Our reading this month is The House of the Dead by Fyodor Dostoevsky, a semi-autobiographical novel about life in a Siberian labor camp. Dostoevsky was sent there after being convicted for his connection with the Petrashevsky Circle, where Western philosophy and literature were discussed, which was deemed subversive by Tsar Nicholas I.
Told through the eyes of Aleksander Petrovich Goryanchikov, convicted of murdering his wife, Dostoevsky paints the world of the camp through the prisoners. He pulls us into the horror the inmates suffer within their souls:
No man lives, or can live, without having some object in view, and without making efforts to attain that object. But when there is no such object and hope is entirely fled, anguish often turns a man into a monster. The object we all had in view was liberty, the remission of our confinement and hard labor. —The House of the Dead
We discuss this fascinating "early prison literature," and explore (i.e., veer off into) the role of crime and moral breakdown in society. Mary expresses concern about the loss of hope, and Laura about the inescapable human condition. Daniel admires Dostoevsky’s psychological sense, and Nathan notes that the prisoners are “broken in time by the larger swarm of the State.” And poignantly, Cezary finds Dostoevsky's words hold hints of Nietzsche, with our laws having buckets of blood behind them.
Reality is a thing of infinite diversity, and defies the most ingenious deductions and definitions of abstract thought, nay, abhors the clear and precise classifications in which we so delight. Reality tends to infinite subdivision of things, and truth is a matter of infinite shadings and differentiations. —The House of the Dead
This is one of our earlier discussions, so there are a few sound issues. Many thanks to Tyler Hislop and Laura for their editing magic!
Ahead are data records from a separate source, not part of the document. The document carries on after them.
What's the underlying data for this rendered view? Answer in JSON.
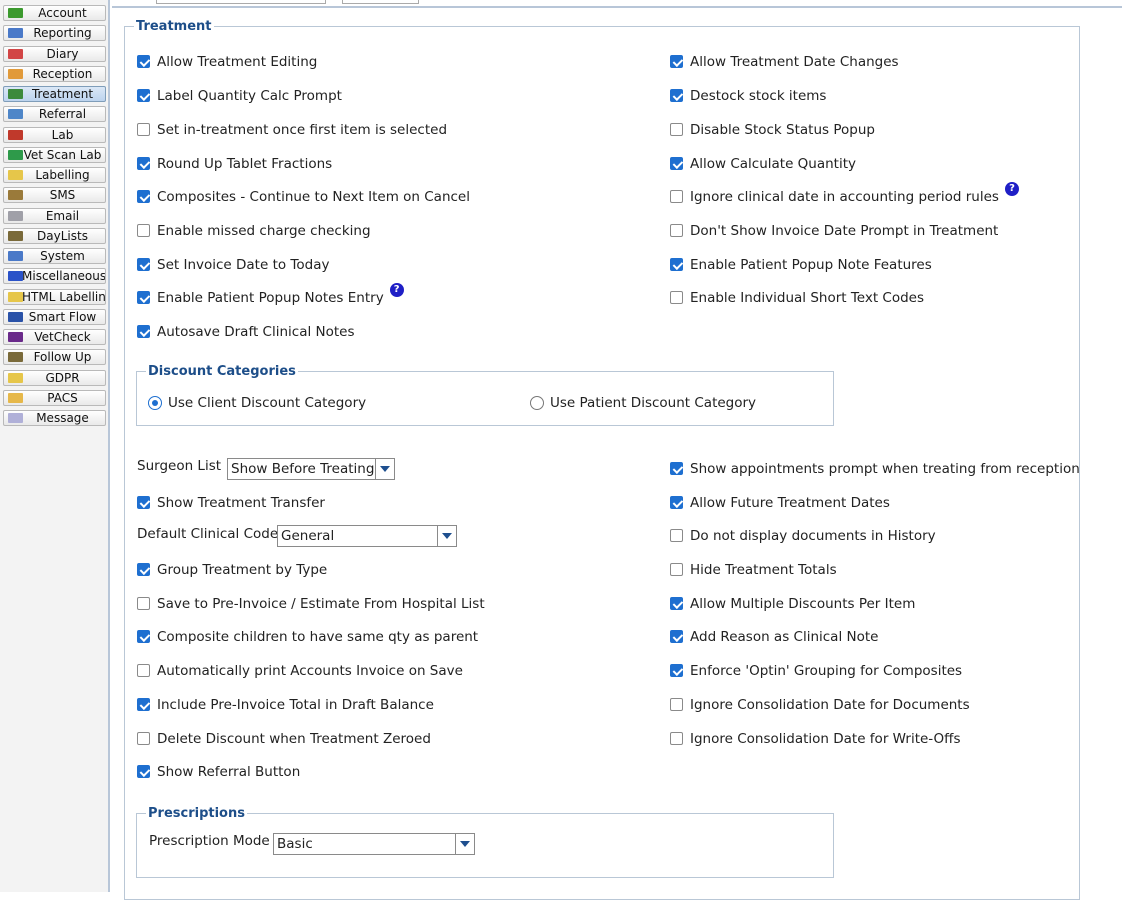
{
  "sidebar": {
    "items": [
      {
        "label": "Account",
        "icon": "account-icon",
        "color": "#3c9a2e"
      },
      {
        "label": "Reporting",
        "icon": "reporting-icon",
        "color": "#4a79c8"
      },
      {
        "label": "Diary",
        "icon": "diary-icon",
        "color": "#d24545"
      },
      {
        "label": "Reception",
        "icon": "reception-icon",
        "color": "#e19a3a"
      },
      {
        "label": "Treatment",
        "icon": "treatment-icon",
        "color": "#3c8a3c",
        "active": true
      },
      {
        "label": "Referral",
        "icon": "referral-icon",
        "color": "#4e86c8"
      },
      {
        "label": "Lab",
        "icon": "lab-icon",
        "color": "#c0392b"
      },
      {
        "label": "Vet Scan Lab",
        "icon": "vet-scan-lab-icon",
        "color": "#2e9a4a"
      },
      {
        "label": "Labelling",
        "icon": "labelling-icon",
        "color": "#e6c64a"
      },
      {
        "label": "SMS",
        "icon": "sms-icon",
        "color": "#9a7a3a"
      },
      {
        "label": "Email",
        "icon": "email-icon",
        "color": "#a0a0a8"
      },
      {
        "label": "DayLists",
        "icon": "daylists-icon",
        "color": "#7a6a3a"
      },
      {
        "label": "System",
        "icon": "system-icon",
        "color": "#4a79c8"
      },
      {
        "label": "Miscellaneous",
        "icon": "miscellaneous-icon",
        "color": "#2a52c8"
      },
      {
        "label": "HTML Labelling",
        "icon": "html-labelling-icon",
        "color": "#e6c64a"
      },
      {
        "label": "Smart Flow",
        "icon": "smart-flow-icon",
        "color": "#2a52a8"
      },
      {
        "label": "VetCheck",
        "icon": "vetcheck-icon",
        "color": "#6a2a8a"
      },
      {
        "label": "Follow Up",
        "icon": "follow-up-icon",
        "color": "#7a6a3a"
      },
      {
        "label": "GDPR",
        "icon": "gdpr-icon",
        "color": "#e6c64a"
      },
      {
        "label": "PACS",
        "icon": "pacs-icon",
        "color": "#e6b84a"
      },
      {
        "label": "Message",
        "icon": "message-icon",
        "color": "#b0b0d8"
      }
    ]
  },
  "treatment": {
    "legend": "Treatment",
    "left": [
      {
        "label": "Allow Treatment Editing",
        "checked": true
      },
      {
        "label": "Label Quantity Calc Prompt",
        "checked": true
      },
      {
        "label": "Set in-treatment once first item is selected",
        "checked": false
      },
      {
        "label": "Round Up Tablet Fractions",
        "checked": true
      },
      {
        "label": "Composites - Continue to Next Item on Cancel",
        "checked": true
      },
      {
        "label": "Enable missed charge checking",
        "checked": false
      },
      {
        "label": "Set Invoice Date to Today",
        "checked": true
      },
      {
        "label": "Enable Patient Popup Notes Entry",
        "checked": true,
        "help": true
      },
      {
        "label": "Autosave Draft Clinical Notes",
        "checked": true
      }
    ],
    "right": [
      {
        "label": "Allow Treatment Date Changes",
        "checked": true
      },
      {
        "label": "Destock stock items",
        "checked": true
      },
      {
        "label": "Disable Stock Status Popup",
        "checked": false
      },
      {
        "label": "Allow Calculate Quantity",
        "checked": true
      },
      {
        "label": "Ignore clinical date in accounting period rules",
        "checked": false,
        "help": true
      },
      {
        "label": "Don't Show Invoice Date Prompt in Treatment",
        "checked": false
      },
      {
        "label": "Enable Patient Popup Note Features",
        "checked": true
      },
      {
        "label": "Enable Individual Short Text Codes",
        "checked": false
      }
    ],
    "help_glyph": "?"
  },
  "discount": {
    "legend": "Discount Categories",
    "options": [
      {
        "label": "Use Client Discount Category",
        "selected": true
      },
      {
        "label": "Use Patient Discount Category",
        "selected": false
      }
    ]
  },
  "settings": {
    "surgeon_label": "Surgeon List",
    "surgeon_value": "Show Before Treating",
    "show_transfer": {
      "label": "Show Treatment Transfer",
      "checked": true
    },
    "clinical_code_label": "Default Clinical Code",
    "clinical_code_value": "General",
    "left": [
      {
        "label": "Group Treatment by Type",
        "checked": true
      },
      {
        "label": "Save to Pre-Invoice / Estimate From Hospital List",
        "checked": false
      },
      {
        "label": "Composite children to have same qty as parent",
        "checked": true
      },
      {
        "label": "Automatically print Accounts Invoice on Save",
        "checked": false
      },
      {
        "label": "Include Pre-Invoice Total in Draft Balance",
        "checked": true
      },
      {
        "label": "Delete Discount when Treatment Zeroed",
        "checked": false
      },
      {
        "label": "Show Referral Button",
        "checked": true
      }
    ],
    "right": [
      {
        "label": "Show appointments prompt when treating from reception",
        "checked": true
      },
      {
        "label": "Allow Future Treatment Dates",
        "checked": true
      },
      {
        "label": "Do not display documents in History",
        "checked": false
      },
      {
        "label": "Hide Treatment Totals",
        "checked": false
      },
      {
        "label": "Allow Multiple Discounts Per Item",
        "checked": true
      },
      {
        "label": "Add Reason as Clinical Note",
        "checked": true
      },
      {
        "label": "Enforce 'Optin' Grouping for Composites",
        "checked": true
      },
      {
        "label": "Ignore Consolidation Date for Documents",
        "checked": false
      },
      {
        "label": "Ignore Consolidation Date for Write-Offs",
        "checked": false
      }
    ]
  },
  "prescriptions": {
    "legend": "Prescriptions",
    "mode_label": "Prescription Mode",
    "mode_value": "Basic"
  },
  "colors": {
    "accent": "#1e6fd0",
    "legend": "#1d4e89",
    "help": "#1f1fc6"
  }
}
You are welcome to contact us at email@example.com with any recommendations, thoughts, or what have you. Thanks to Christopher Nolen for our music.